[Material shown — start]
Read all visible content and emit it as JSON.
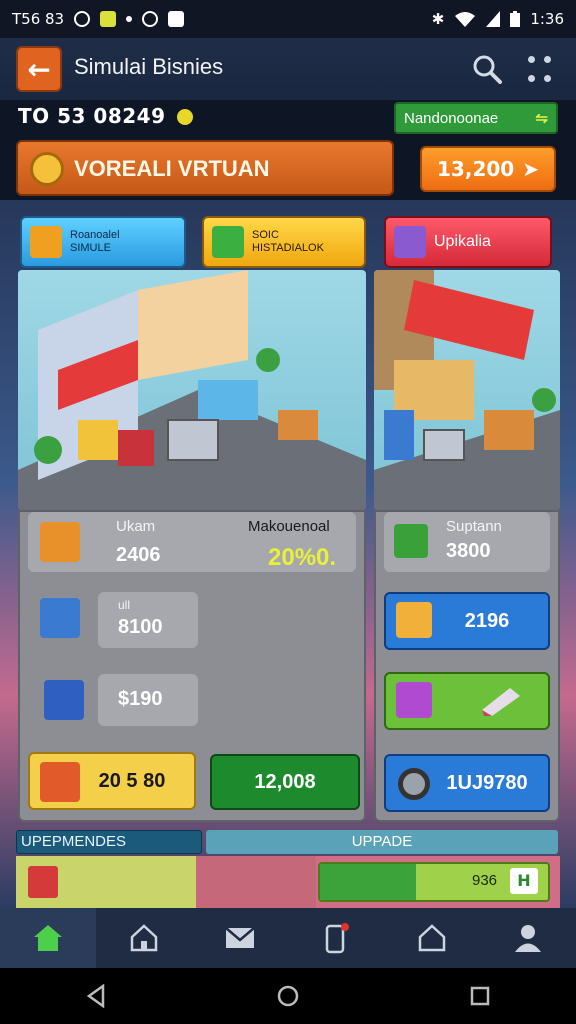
{
  "status_bar": {
    "time_left": "T56 83",
    "clock": "1:36"
  },
  "header": {
    "title": "Simulai Bisnies",
    "back_icon": "arrow-left-icon",
    "search_icon": "search-icon",
    "menu_icon": "dots-menu-icon"
  },
  "currency": {
    "prefix": "TO",
    "amount": "53 08249"
  },
  "green_pill": {
    "label": "Nandonoonae"
  },
  "banner": {
    "title": "VOREALI VRTUAN",
    "button_value": "13,200"
  },
  "tabs": [
    {
      "label_top": "Roanoalel",
      "label_bottom": "SIMULE"
    },
    {
      "label_top": "SOIC",
      "label_bottom": "HISTADIALOK"
    },
    {
      "label": "Upikalia"
    }
  ],
  "left_stats": {
    "row1_label": "Ukam",
    "row1_value": "2406",
    "row1_right_label": "Makouenoal",
    "row1_right_value": "20%0.",
    "row2_label": "ull",
    "row2_value": "8100",
    "row3_value": "$190",
    "btn_yellow": "20 5 80",
    "btn_green": "12,008"
  },
  "right_stats": {
    "row1_label": "Suptann",
    "row1_value": "3800",
    "row2_value": "2196",
    "row4_value": "1UJ9780"
  },
  "sections": {
    "left_label": "UPEPMENDES",
    "right_label": "UPPADE",
    "progress_value": "936",
    "progress_fraction": 0.42
  },
  "colors": {
    "accent_orange": "#e0631f",
    "accent_green": "#2f9a3a",
    "accent_blue": "#1f6fd0",
    "accent_red": "#d42a3a",
    "accent_yellow": "#f0c23a"
  }
}
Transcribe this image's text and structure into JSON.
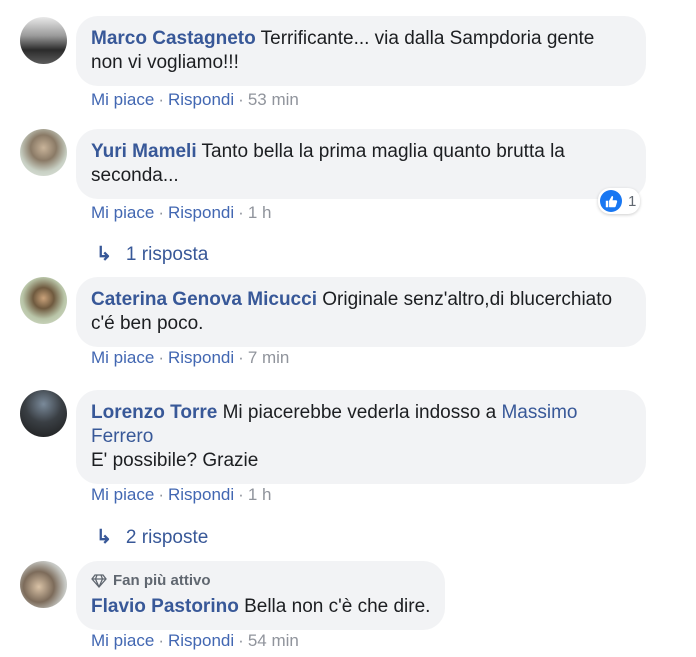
{
  "comments": [
    {
      "author": "Marco Castagneto",
      "text": "Terrificante... via dalla Sampdoria gente non vi vogliamo!!!",
      "like": "Mi piace",
      "reply": "Rispondi",
      "time": "53 min"
    },
    {
      "author": "Yuri Mameli",
      "text": "Tanto bella la prima maglia quanto brutta la seconda...",
      "like": "Mi piace",
      "reply": "Rispondi",
      "time": "1 h",
      "reaction_count": "1",
      "replies_label": "1 risposta"
    },
    {
      "author": "Caterina Genova Micucci",
      "text": "Originale senz'altro,di blucerchiato c'é ben poco.",
      "like": "Mi piace",
      "reply": "Rispondi",
      "time": "7 min"
    },
    {
      "author": "Lorenzo Torre",
      "text_before": "Mi piacerebbe vederla indosso a",
      "mention": "Massimo Ferrero",
      "text_after": "E' possibile? Grazie",
      "like": "Mi piace",
      "reply": "Rispondi",
      "time": "1 h",
      "replies_label": "2 risposte"
    },
    {
      "badge": "Fan più attivo",
      "author": "Flavio Pastorino",
      "text": "Bella non c'è che dire.",
      "like": "Mi piace",
      "reply": "Rispondi",
      "time": "54 min"
    }
  ],
  "colors": {
    "link": "#385898",
    "action_link": "#4267b2",
    "bubble_bg": "#f2f3f5",
    "meta_gray": "#90949c",
    "like_blue": "#1877f2"
  }
}
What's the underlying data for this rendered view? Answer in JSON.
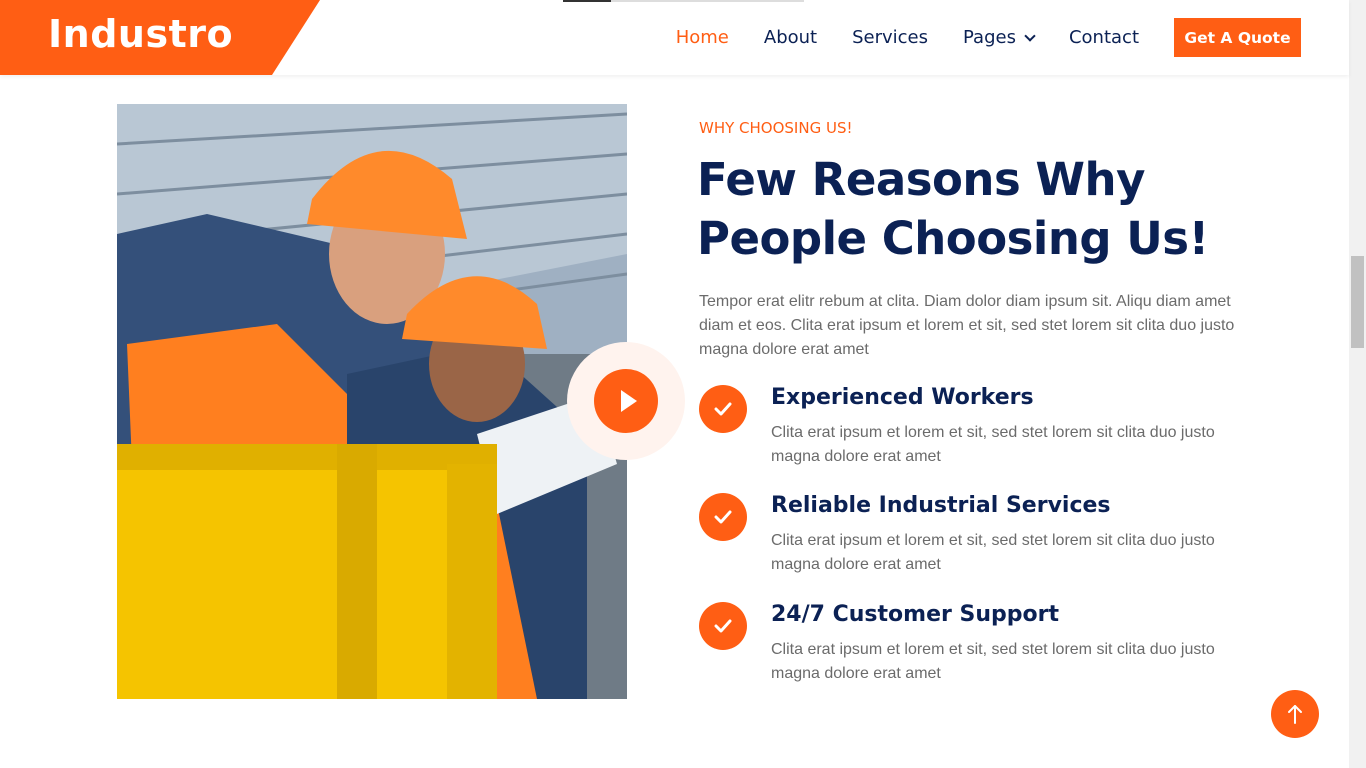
{
  "navbar": {
    "brand": "Industro",
    "links": [
      {
        "label": "Home",
        "active": true
      },
      {
        "label": "About"
      },
      {
        "label": "Services"
      },
      {
        "label": "Pages",
        "has_dropdown": true
      },
      {
        "label": "Contact"
      }
    ],
    "cta_label": "Get A Quote"
  },
  "hero_image": {
    "icon": "image-workers-hardhats"
  },
  "play_button": {
    "icon": "play-icon"
  },
  "section": {
    "eyebrow": "WHY CHOOSING US!",
    "headline_line1": "Few Reasons Why",
    "headline_line2": "People Choosing Us!",
    "lead": "Tempor erat elitr rebum at clita. Diam dolor diam ipsum sit. Aliqu diam amet diam et eos. Clita erat ipsum et lorem et sit, sed stet lorem sit clita duo justo magna dolore erat amet",
    "features": [
      {
        "title": "Experienced Workers",
        "description": "Clita erat ipsum et lorem et sit, sed stet lorem sit clita duo justo magna dolore erat amet",
        "icon": "check-icon"
      },
      {
        "title": "Reliable Industrial Services",
        "description": "Clita erat ipsum et lorem et sit, sed stet lorem sit clita duo justo magna dolore erat amet",
        "icon": "check-icon"
      },
      {
        "title": "24/7 Customer Support",
        "description": "Clita erat ipsum et lorem et sit, sed stet lorem sit clita duo justo magna dolore erat amet",
        "icon": "check-icon"
      }
    ]
  },
  "back_to_top": {
    "icon": "arrow-up-icon"
  },
  "colors": {
    "accent": "#FF5E14",
    "heading": "#0B2154",
    "body_text": "#6b6b6b"
  }
}
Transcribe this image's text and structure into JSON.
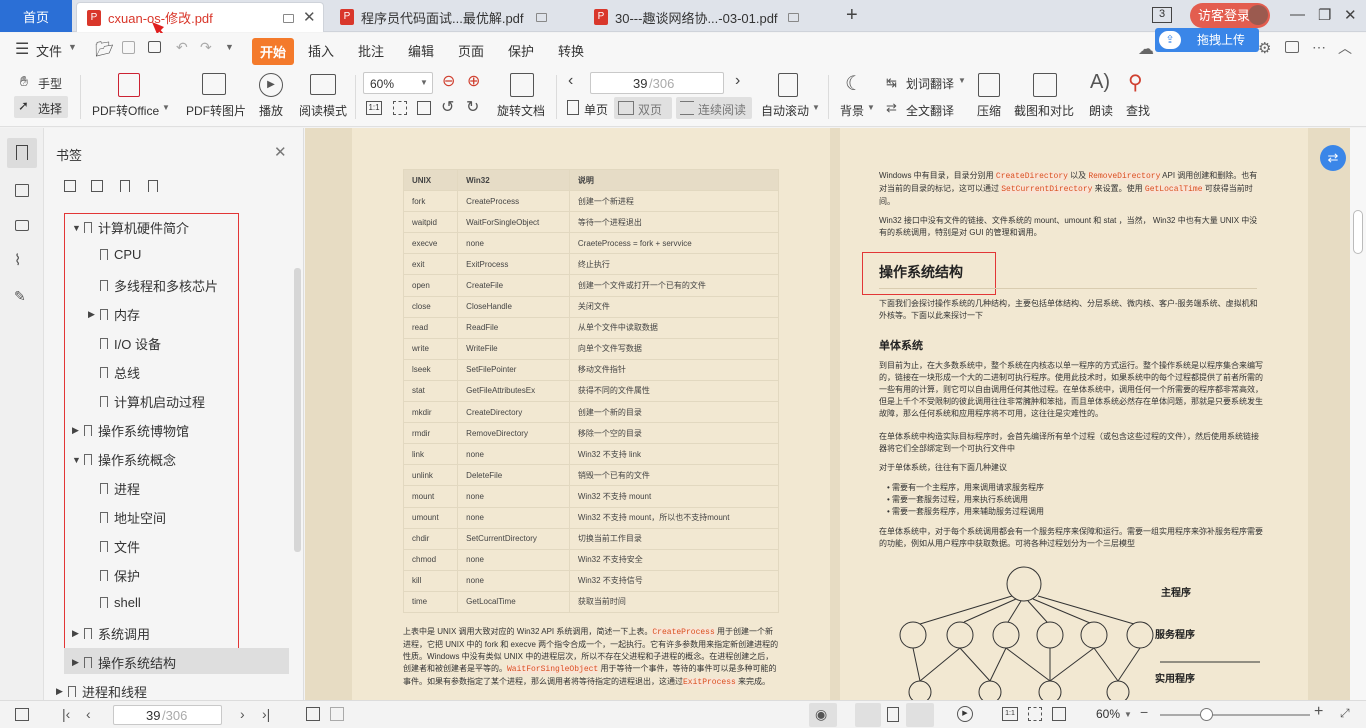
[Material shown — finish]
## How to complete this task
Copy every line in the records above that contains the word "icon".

## Solved problem
    "back_icon": "arrow-left-icon",
    "search_icon": "search-icon",
    "menu_icon": "dots-menu-icon"
    "icon": "image-workers-hardhats"
    "icon": "play-icon"
        "icon": "check-icon"
        "icon": "check-icon"
        "icon": "check-icon"
    "icon": "arrow-up-icon"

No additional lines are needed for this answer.